That does not mean that we do not have to work to strengthen public confidence whenever we can, while maintaining the secrecy necessary to intelligence work. We have strengthened the role of the ISC through the Justice and Security Act 2013, to include oversight of the agencies’ operations as well as their policy, administration and finances. We have introduced the National Security Council so that intelligence is weighed and assessed alongside all other sources of information available to the Government, including diplomatic reporting and the insights of other Government Departments, and all that information is judged carefully in deciding the Government’s overall strategy and objectives.
There is no doubt that secret intelligence, including the work of GCHQ, is vital to our country. It enables us to detect threats against our country ranging from nuclear proliferation to cyber attack. Our agencies work to prevent serious and organised crime, and to protect our economy against those trying to steal our intellectual property. They disrupt complex plots against our country, such as when individuals travel abroad to gain terrorist training and prepare attacks. They support the work of our armed forces overseas and help to protect the lives of our men and women in uniform, and they work to help other countries lawfully to build the capacity and willingness to investigate and disrupt terrorists in their countries, before threats reach us in the United Kingdom.
We should never forget that threats are launched at us secretly, new weapons systems and tactics are developed secretly, and countries or terrorist groups that plan attacks or operations against us do so in secrecy. So the methods we use to combat these threats must be secret, just as they must always be lawful.
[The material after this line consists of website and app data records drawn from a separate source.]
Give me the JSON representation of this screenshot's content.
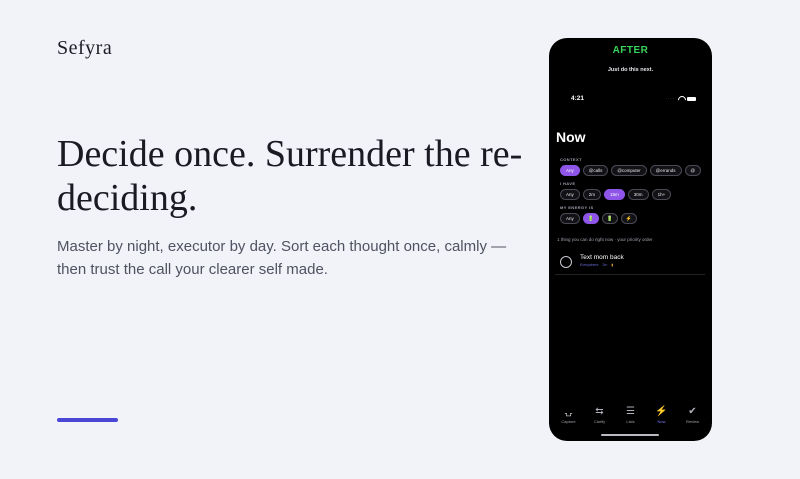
{
  "brand": "Sefyra",
  "hero": {
    "headline": "Decide once. Surrender the re-deciding.",
    "subtitle": "Master by night, executor by day. Sort each thought once, calmly — then trust the call your clearer self made."
  },
  "phone": {
    "banner": "AFTER",
    "tagline": "Just do this next.",
    "status_time": "4:21",
    "screen_title": "Now",
    "context": {
      "label": "CONTEXT",
      "chips": [
        "Any",
        "@calls",
        "@computer",
        "@errands",
        "@"
      ],
      "selected": "Any"
    },
    "time": {
      "label": "I HAVE",
      "chips": [
        "Any",
        "2m",
        "15m",
        "30m",
        "1h+"
      ],
      "selected": "15m"
    },
    "energy": {
      "label": "MY ENERGY IS",
      "chips": [
        "Any",
        "🔋",
        "🔋",
        "⚡"
      ],
      "selected_index": 1
    },
    "recommendation": "1 thing you can do right now · your priority order",
    "task": {
      "title": "Text mom back",
      "meta": [
        "Everywhere",
        "2m"
      ]
    },
    "tabs": [
      {
        "label": "Capture",
        "icon": "inbox-icon"
      },
      {
        "label": "Clarify",
        "icon": "arrows-icon"
      },
      {
        "label": "Lists",
        "icon": "list-icon"
      },
      {
        "label": "Now",
        "icon": "bolt-icon"
      },
      {
        "label": "Review",
        "icon": "check-circle-icon"
      }
    ],
    "active_tab": "Now"
  },
  "colors": {
    "accent": "#4a47d6",
    "after_green": "#37d35a",
    "chip_active": "#8e55e8",
    "tab_active": "#7c76ff"
  }
}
If the citizens of this country could see the time and care taken in making these decisions, the carefully targeted nature of all our interventions, and the strict controls in place to ensure that the law and our democratic values are upheld, and if they could witness, as I do, the integrity and professionalism of the men and women of our intelligence agencies, who are among our nation’s very finest public servants, I believe they would be reassured by how we go about this essential work.
The British people can be confident in the way our agencies work to keep them safe. Would-be terrorists, those seeking to spy against this country or those who are the centre of organised crime should be aware that this country has the capability and partnerships to protect its citizens against the full range of threats in the 21st century, and that we will always do so in accordance with our laws and values, but with constant resolve and determination.